____ Listed entries

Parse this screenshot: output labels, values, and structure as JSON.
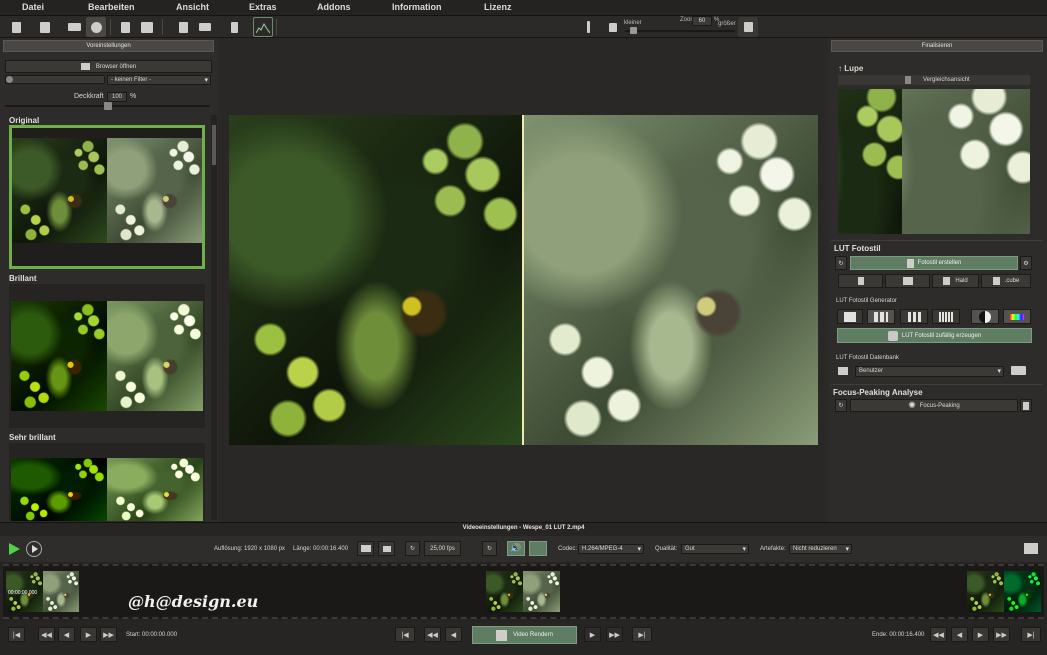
{
  "menu": [
    "Datei",
    "Bearbeiten",
    "Ansicht",
    "Extras",
    "Addons",
    "Information",
    "Lizenz"
  ],
  "toolbar": {
    "zoom": {
      "smaller_label": "kleiner",
      "zoom_label": "Zoom",
      "value": "60",
      "unit": "%",
      "bigger_label": "größer"
    }
  },
  "left_panel": {
    "header": "Voreinstellungen",
    "browser_button": "Browser öffnen",
    "filter_select": "- keinen Filter -",
    "opacity_label": "Deckkraft",
    "opacity_value": "100",
    "opacity_unit": "%",
    "opacity_level": 1.0,
    "presets": [
      {
        "label": "Original",
        "selected": true
      },
      {
        "label": "Brillant",
        "selected": false
      },
      {
        "label": "Sehr brillant",
        "selected": false
      }
    ]
  },
  "right_panel": {
    "header": "Finalisieren",
    "lupe_title": "Lupe",
    "compare_label": "Vergleichsansicht",
    "lut_title": "LUT Fotostil",
    "create_style_button": "Fotostil erstellen",
    "hald_label": "Hald",
    "cube_label": ".cube",
    "generator_label": "LUT Fotostil Generator",
    "random_button": "LUT Fotostil zufällig erzeugen",
    "database_label": "LUT Fotostil Datenbank",
    "database_select": "Benutzer",
    "focus_title": "Focus-Peaking Analyse",
    "focus_button": "Focus-Peaking"
  },
  "video_settings": {
    "title": "Videoeinstellungen - Wespe_01 LUT 2.mp4",
    "resolution": "Auflösung: 1920 x 1080 px",
    "length": "Länge: 00:00:16.400",
    "fps": "25,00 fps",
    "codec_label": "Codec:",
    "codec_value": "H.264/MPEG-4",
    "quality_label": "Qualität:",
    "quality_value": "Gut",
    "artifacts_label": "Artefakte:",
    "artifacts_value": "Nicht reduzieren"
  },
  "timeline": {
    "first_clip_time": "00:00:00.000",
    "watermark": "@h@design.eu",
    "start_label": "Start: 00:00:00.000",
    "end_label": "Ende: 00:00:16.400",
    "render_button": "Video Rendern"
  },
  "colors": {
    "accent_green": "#6fb04a",
    "render_green": "#5e7d62",
    "background": "#2b2927"
  }
}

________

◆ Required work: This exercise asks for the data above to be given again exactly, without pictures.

◆ Output:
Parse this screenshot: output labels, values, and structure as JSON.
{
  "menu": [
    "Datei",
    "Bearbeiten",
    "Ansicht",
    "Extras",
    "Addons",
    "Information",
    "Lizenz"
  ],
  "toolbar": {
    "zoom": {
      "smaller_label": "kleiner",
      "zoom_label": "Zoom",
      "value": "60",
      "unit": "%",
      "bigger_label": "größer"
    }
  },
  "left_panel": {
    "header": "Voreinstellungen",
    "browser_button": "Browser öffnen",
    "filter_select": "- keinen Filter -",
    "opacity_label": "Deckkraft",
    "opacity_value": "100",
    "opacity_unit": "%",
    "opacity_level": 1.0,
    "presets": [
      {
        "label": "Original",
        "selected": true
      },
      {
        "label": "Brillant",
        "selected": false
      },
      {
        "label": "Sehr brillant",
        "selected": false
      }
    ]
  },
  "right_panel": {
    "header": "Finalisieren",
    "lupe_title": "Lupe",
    "compare_label": "Vergleichsansicht",
    "lut_title": "LUT Fotostil",
    "create_style_button": "Fotostil erstellen",
    "hald_label": "Hald",
    "cube_label": ".cube",
    "generator_label": "LUT Fotostil Generator",
    "random_button": "LUT Fotostil zufällig erzeugen",
    "database_label": "LUT Fotostil Datenbank",
    "database_select": "Benutzer",
    "focus_title": "Focus-Peaking Analyse",
    "focus_button": "Focus-Peaking"
  },
  "video_settings": {
    "title": "Videoeinstellungen - Wespe_01 LUT 2.mp4",
    "resolution": "Auflösung: 1920 x 1080 px",
    "length": "Länge: 00:00:16.400",
    "fps": "25,00 fps",
    "codec_label": "Codec:",
    "codec_value": "H.264/MPEG-4",
    "quality_label": "Qualität:",
    "quality_value": "Gut",
    "artifacts_label": "Artefakte:",
    "artifacts_value": "Nicht reduzieren"
  },
  "timeline": {
    "first_clip_time": "00:00:00.000",
    "watermark": "@h@design.eu",
    "start_label": "Start: 00:00:00.000",
    "end_label": "Ende: 00:00:16.400",
    "render_button": "Video Rendern"
  },
  "colors": {
    "accent_green": "#6fb04a",
    "render_green": "#5e7d62",
    "background": "#2b2927"
  }
}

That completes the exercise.